#### RECORDS

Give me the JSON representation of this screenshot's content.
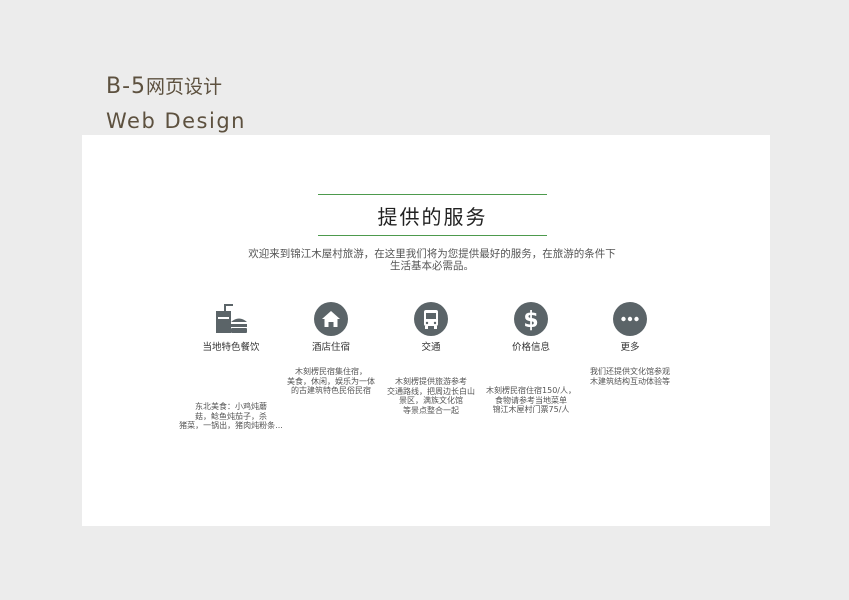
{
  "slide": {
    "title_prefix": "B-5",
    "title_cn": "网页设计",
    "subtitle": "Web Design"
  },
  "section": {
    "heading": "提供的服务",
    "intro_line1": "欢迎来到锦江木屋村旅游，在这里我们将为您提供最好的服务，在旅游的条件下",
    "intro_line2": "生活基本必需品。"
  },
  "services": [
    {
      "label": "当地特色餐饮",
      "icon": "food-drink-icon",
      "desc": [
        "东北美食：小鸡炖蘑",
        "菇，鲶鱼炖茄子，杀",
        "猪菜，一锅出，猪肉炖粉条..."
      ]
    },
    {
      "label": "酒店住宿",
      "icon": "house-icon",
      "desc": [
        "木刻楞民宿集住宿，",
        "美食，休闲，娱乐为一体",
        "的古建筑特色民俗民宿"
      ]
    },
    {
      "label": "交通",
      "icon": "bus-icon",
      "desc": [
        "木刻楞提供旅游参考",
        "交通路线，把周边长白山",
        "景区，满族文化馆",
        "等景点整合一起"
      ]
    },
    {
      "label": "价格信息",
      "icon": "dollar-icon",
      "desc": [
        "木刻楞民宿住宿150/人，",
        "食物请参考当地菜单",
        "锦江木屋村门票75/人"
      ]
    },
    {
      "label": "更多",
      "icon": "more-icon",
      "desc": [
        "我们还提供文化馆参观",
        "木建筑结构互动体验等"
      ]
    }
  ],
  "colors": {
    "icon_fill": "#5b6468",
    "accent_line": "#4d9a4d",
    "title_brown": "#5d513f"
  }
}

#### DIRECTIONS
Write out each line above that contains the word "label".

#### TASK OUTPUT
      "label": "当地特色餐饮",
      "label": "酒店住宿",
      "label": "交通",
      "label": "价格信息",
      "label": "更多",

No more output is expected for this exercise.